• _Exercise directions_
Read through the data and report every line in which the word "Accès" occurs.

• _Input data_
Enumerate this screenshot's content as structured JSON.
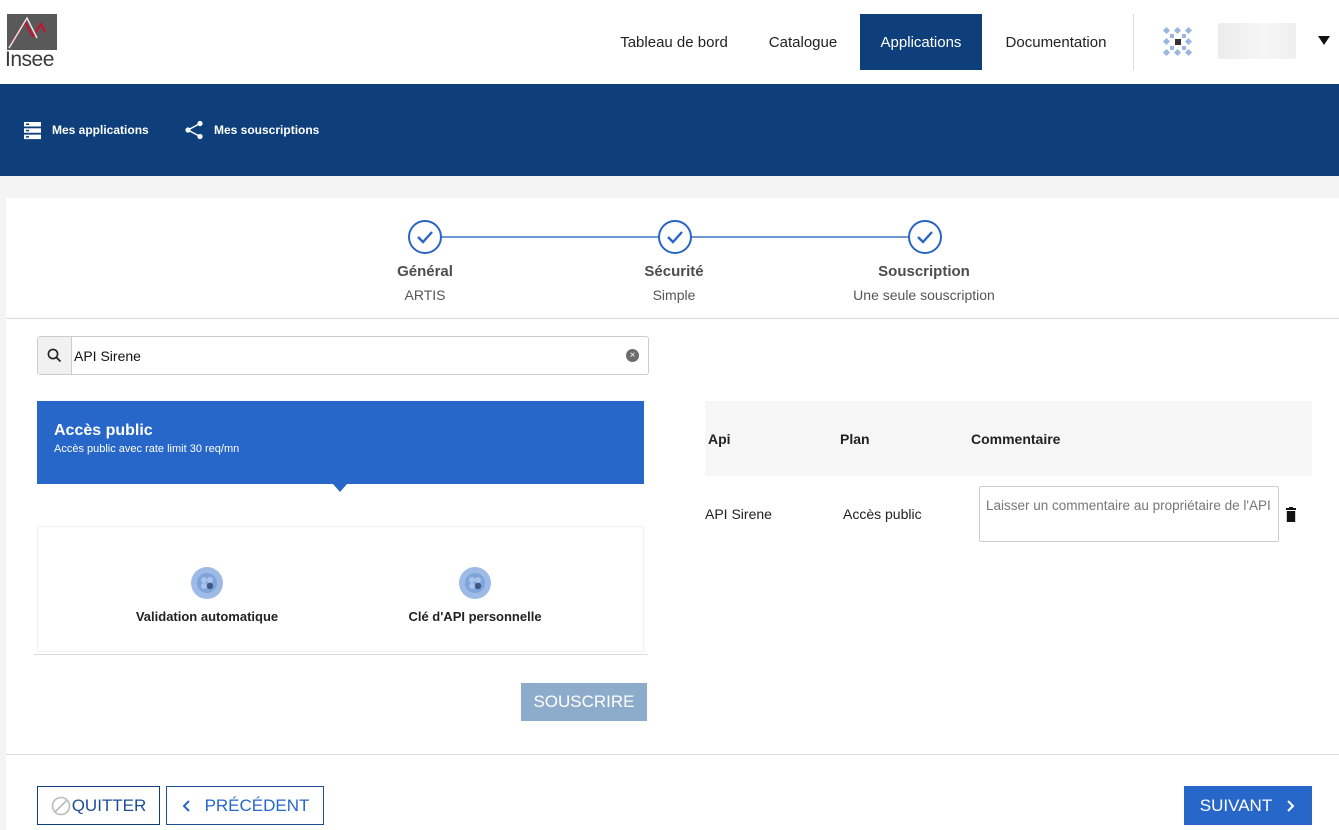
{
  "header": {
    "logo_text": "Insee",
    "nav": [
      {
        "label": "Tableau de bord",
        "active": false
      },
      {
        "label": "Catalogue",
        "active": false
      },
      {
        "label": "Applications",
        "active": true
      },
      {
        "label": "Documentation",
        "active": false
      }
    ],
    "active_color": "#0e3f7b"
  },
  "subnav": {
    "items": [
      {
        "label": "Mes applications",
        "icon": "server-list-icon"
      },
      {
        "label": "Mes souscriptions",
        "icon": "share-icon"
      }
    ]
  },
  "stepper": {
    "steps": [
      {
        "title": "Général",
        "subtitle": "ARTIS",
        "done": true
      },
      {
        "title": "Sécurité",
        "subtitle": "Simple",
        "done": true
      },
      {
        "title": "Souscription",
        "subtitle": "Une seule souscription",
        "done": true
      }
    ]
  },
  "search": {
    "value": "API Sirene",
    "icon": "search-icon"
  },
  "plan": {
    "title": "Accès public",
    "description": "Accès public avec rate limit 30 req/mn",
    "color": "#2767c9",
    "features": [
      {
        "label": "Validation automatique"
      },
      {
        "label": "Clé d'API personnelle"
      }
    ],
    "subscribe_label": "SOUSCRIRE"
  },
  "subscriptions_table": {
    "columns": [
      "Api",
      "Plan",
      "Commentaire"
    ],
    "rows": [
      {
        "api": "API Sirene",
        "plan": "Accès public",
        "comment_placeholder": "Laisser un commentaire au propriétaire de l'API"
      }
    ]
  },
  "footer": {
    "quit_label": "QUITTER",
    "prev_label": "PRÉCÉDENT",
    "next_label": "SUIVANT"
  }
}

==

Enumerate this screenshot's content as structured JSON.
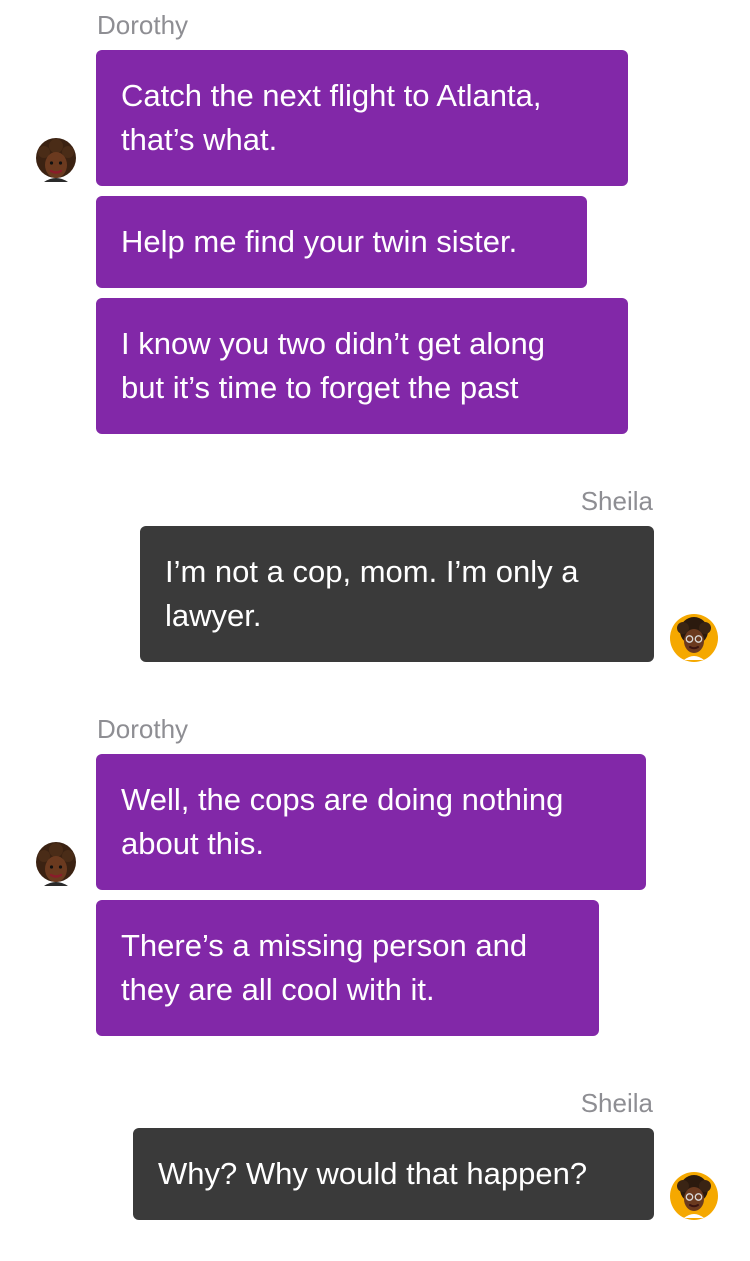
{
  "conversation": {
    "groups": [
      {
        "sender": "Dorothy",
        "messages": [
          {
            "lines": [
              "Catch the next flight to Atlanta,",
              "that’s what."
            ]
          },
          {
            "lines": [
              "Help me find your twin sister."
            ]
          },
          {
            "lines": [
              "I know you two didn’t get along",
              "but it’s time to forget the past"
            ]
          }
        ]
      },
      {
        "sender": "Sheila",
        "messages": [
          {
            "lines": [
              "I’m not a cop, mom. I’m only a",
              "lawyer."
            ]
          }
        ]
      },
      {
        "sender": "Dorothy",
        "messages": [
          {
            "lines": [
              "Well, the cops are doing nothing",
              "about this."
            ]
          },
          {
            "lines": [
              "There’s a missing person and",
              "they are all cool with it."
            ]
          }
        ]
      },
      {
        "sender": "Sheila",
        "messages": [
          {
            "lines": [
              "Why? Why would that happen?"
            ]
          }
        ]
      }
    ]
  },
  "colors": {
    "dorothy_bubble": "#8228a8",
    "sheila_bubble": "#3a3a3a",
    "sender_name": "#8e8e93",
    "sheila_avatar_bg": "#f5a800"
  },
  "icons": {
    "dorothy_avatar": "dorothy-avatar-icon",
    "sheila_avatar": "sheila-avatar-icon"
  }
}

• _Exercise result_
    "title": "Accès public",
    "description": "Accès public avec rate limit 30 req/mn",
        "plan": "Accès public",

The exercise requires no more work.